▶ [What the task requires]: Print all the records below exactly as they stand, but leave out the pictures.

### Records provided ###

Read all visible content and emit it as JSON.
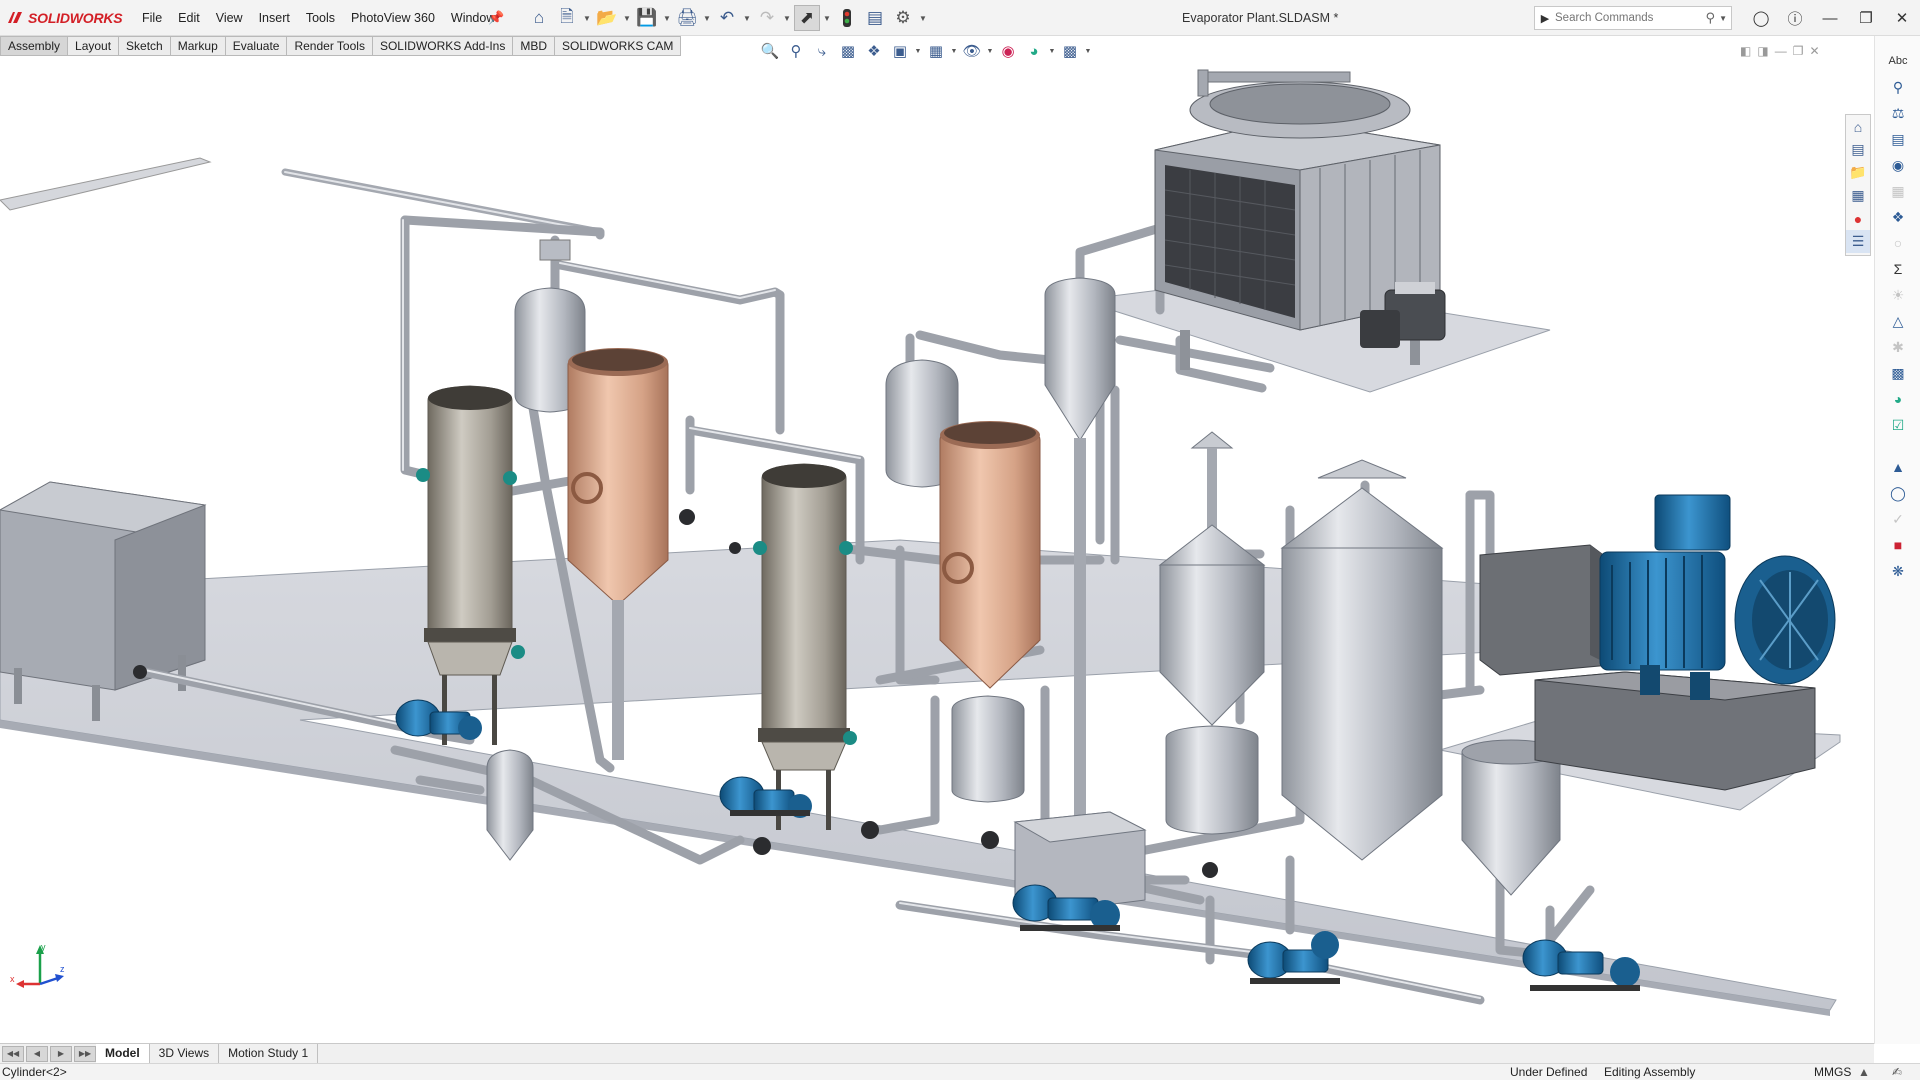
{
  "app": {
    "brand": "SOLIDWORKS",
    "document_title": "Evaporator Plant.SLDASM *"
  },
  "menu": {
    "items": [
      "File",
      "Edit",
      "View",
      "Insert",
      "Tools",
      "PhotoView 360",
      "Window"
    ]
  },
  "quick_access": {
    "icons": [
      "home-icon",
      "new-document-icon",
      "open-icon",
      "save-icon",
      "print-icon",
      "undo-icon",
      "redo-icon",
      "select-icon",
      "rebuild-icon",
      "file-properties-icon",
      "options-icon"
    ]
  },
  "search": {
    "placeholder": "Search Commands"
  },
  "command_tabs": [
    "Assembly",
    "Layout",
    "Sketch",
    "Markup",
    "Evaluate",
    "Render Tools",
    "SOLIDWORKS Add-Ins",
    "MBD",
    "SOLIDWORKS CAM"
  ],
  "active_command_tab": "Assembly",
  "heads_up_toolbar": {
    "icons": [
      "zoom-to-fit-icon",
      "zoom-to-area-icon",
      "previous-view-icon",
      "section-view-icon",
      "dynamic-annotation-icon",
      "view-orientation-icon",
      "display-style-icon",
      "hide-show-icon",
      "edit-appearance-icon",
      "apply-scene-icon",
      "view-settings-icon"
    ]
  },
  "bottom_tabs": [
    "Model",
    "3D Views",
    "Motion Study 1"
  ],
  "active_bottom_tab": "Model",
  "status": {
    "selection": "Cylinder<2>",
    "definition": "Under Defined",
    "mode": "Editing Assembly",
    "units": "MMGS"
  },
  "triad": {
    "x_label": "x",
    "y_label": "y",
    "z_label": "z"
  },
  "colors": {
    "brand": "#d31f26",
    "steel": "#b8bcc4",
    "copper": "#d7a78a",
    "motor_blue": "#1b6fa8",
    "floor": "#c9ccd4"
  }
}
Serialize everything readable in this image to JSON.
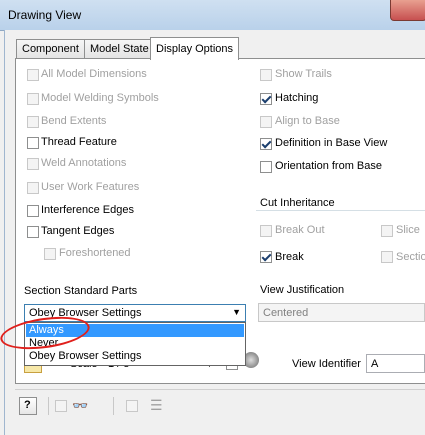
{
  "window": {
    "title": "Drawing View"
  },
  "tabs": [
    {
      "label": "Component"
    },
    {
      "label": "Model State"
    },
    {
      "label": "Display Options"
    }
  ],
  "left_options": [
    {
      "label": "All Model Dimensions",
      "checked": false,
      "enabled": false
    },
    {
      "label": "Model Welding Symbols",
      "checked": false,
      "enabled": false
    },
    {
      "label": "Bend Extents",
      "checked": false,
      "enabled": false
    },
    {
      "label": "Thread Feature",
      "checked": false,
      "enabled": true
    },
    {
      "label": "Weld Annotations",
      "checked": false,
      "enabled": false
    },
    {
      "label": "User Work Features",
      "checked": false,
      "enabled": false
    },
    {
      "label": "Interference Edges",
      "checked": false,
      "enabled": true
    },
    {
      "label": "Tangent Edges",
      "checked": false,
      "enabled": true
    },
    {
      "label": "Foreshortened",
      "checked": false,
      "enabled": false
    }
  ],
  "right_options": [
    {
      "label": "Show Trails",
      "checked": false,
      "enabled": false
    },
    {
      "label": "Hatching",
      "checked": true,
      "enabled": true
    },
    {
      "label": "Align to Base",
      "checked": false,
      "enabled": false
    },
    {
      "label": "Definition in Base View",
      "checked": true,
      "enabled": true
    },
    {
      "label": "Orientation from Base",
      "checked": false,
      "enabled": true
    }
  ],
  "cut_inheritance": {
    "title": "Cut Inheritance",
    "options": [
      {
        "label": "Break Out",
        "checked": false,
        "enabled": false
      },
      {
        "label": "Slice",
        "checked": false,
        "enabled": false
      },
      {
        "label": "Break",
        "checked": true,
        "enabled": true
      },
      {
        "label": "Section",
        "checked": false,
        "enabled": false
      }
    ]
  },
  "section_standard_parts": {
    "title": "Section Standard Parts",
    "selected": "Obey Browser Settings",
    "options": [
      "Always",
      "Never",
      "Obey Browser Settings"
    ],
    "highlighted": "Always"
  },
  "view_justification": {
    "title": "View Justification",
    "value": "Centered"
  },
  "scale": {
    "label": "Scale",
    "value": "1 / 8"
  },
  "view_identifier": {
    "label": "View Identifier",
    "value": "A"
  },
  "colors": {
    "accent": "#3399ff",
    "annotation_red": "#e0201c"
  }
}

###

▶ [Response to the exercise]:
Read all visible content and emit it as JSON.
{
  "app": {
    "brand": "SOLIDWORKS",
    "document_title": "Evaporator Plant.SLDASM *"
  },
  "menu": {
    "items": [
      "File",
      "Edit",
      "View",
      "Insert",
      "Tools",
      "PhotoView 360",
      "Window"
    ]
  },
  "quick_access": {
    "icons": [
      "home-icon",
      "new-document-icon",
      "open-icon",
      "save-icon",
      "print-icon",
      "undo-icon",
      "redo-icon",
      "select-icon",
      "rebuild-icon",
      "file-properties-icon",
      "options-icon"
    ]
  },
  "search": {
    "placeholder": "Search Commands"
  },
  "command_tabs": [
    "Assembly",
    "Layout",
    "Sketch",
    "Markup",
    "Evaluate",
    "Render Tools",
    "SOLIDWORKS Add-Ins",
    "MBD",
    "SOLIDWORKS CAM"
  ],
  "active_command_tab": "Assembly",
  "heads_up_toolbar": {
    "icons": [
      "zoom-to-fit-icon",
      "zoom-to-area-icon",
      "previous-view-icon",
      "section-view-icon",
      "dynamic-annotation-icon",
      "view-orientation-icon",
      "display-style-icon",
      "hide-show-icon",
      "edit-appearance-icon",
      "apply-scene-icon",
      "view-settings-icon"
    ]
  },
  "bottom_tabs": [
    "Model",
    "3D Views",
    "Motion Study 1"
  ],
  "active_bottom_tab": "Model",
  "status": {
    "selection": "Cylinder<2>",
    "definition": "Under Defined",
    "mode": "Editing Assembly",
    "units": "MMGS"
  },
  "triad": {
    "x_label": "x",
    "y_label": "y",
    "z_label": "z"
  },
  "colors": {
    "brand": "#d31f26",
    "steel": "#b8bcc4",
    "copper": "#d7a78a",
    "motor_blue": "#1b6fa8",
    "floor": "#c9ccd4"
  }
}
Serialize everything readable in this image to JSON.
{
  "window": {
    "title": "Drawing View"
  },
  "tabs": [
    {
      "label": "Component"
    },
    {
      "label": "Model State"
    },
    {
      "label": "Display Options"
    }
  ],
  "left_options": [
    {
      "label": "All Model Dimensions",
      "checked": false,
      "enabled": false
    },
    {
      "label": "Model Welding Symbols",
      "checked": false,
      "enabled": false
    },
    {
      "label": "Bend Extents",
      "checked": false,
      "enabled": false
    },
    {
      "label": "Thread Feature",
      "checked": false,
      "enabled": true
    },
    {
      "label": "Weld Annotations",
      "checked": false,
      "enabled": false
    },
    {
      "label": "User Work Features",
      "checked": false,
      "enabled": false
    },
    {
      "label": "Interference Edges",
      "checked": false,
      "enabled": true
    },
    {
      "label": "Tangent Edges",
      "checked": false,
      "enabled": true
    },
    {
      "label": "Foreshortened",
      "checked": false,
      "enabled": false
    }
  ],
  "right_options": [
    {
      "label": "Show Trails",
      "checked": false,
      "enabled": false
    },
    {
      "label": "Hatching",
      "checked": true,
      "enabled": true
    },
    {
      "label": "Align to Base",
      "checked": false,
      "enabled": false
    },
    {
      "label": "Definition in Base View",
      "checked": true,
      "enabled": true
    },
    {
      "label": "Orientation from Base",
      "checked": false,
      "enabled": true
    }
  ],
  "cut_inheritance": {
    "title": "Cut Inheritance",
    "options": [
      {
        "label": "Break Out",
        "checked": false,
        "enabled": false
      },
      {
        "label": "Slice",
        "checked": false,
        "enabled": false
      },
      {
        "label": "Break",
        "checked": true,
        "enabled": true
      },
      {
        "label": "Section",
        "checked": false,
        "enabled": false
      }
    ]
  },
  "section_standard_parts": {
    "title": "Section Standard Parts",
    "selected": "Obey Browser Settings",
    "options": [
      "Always",
      "Never",
      "Obey Browser Settings"
    ],
    "highlighted": "Always"
  },
  "view_justification": {
    "title": "View Justification",
    "value": "Centered"
  },
  "scale": {
    "label": "Scale",
    "value": "1 / 8"
  },
  "view_identifier": {
    "label": "View Identifier",
    "value": "A"
  },
  "colors": {
    "accent": "#3399ff",
    "annotation_red": "#e0201c"
  }
}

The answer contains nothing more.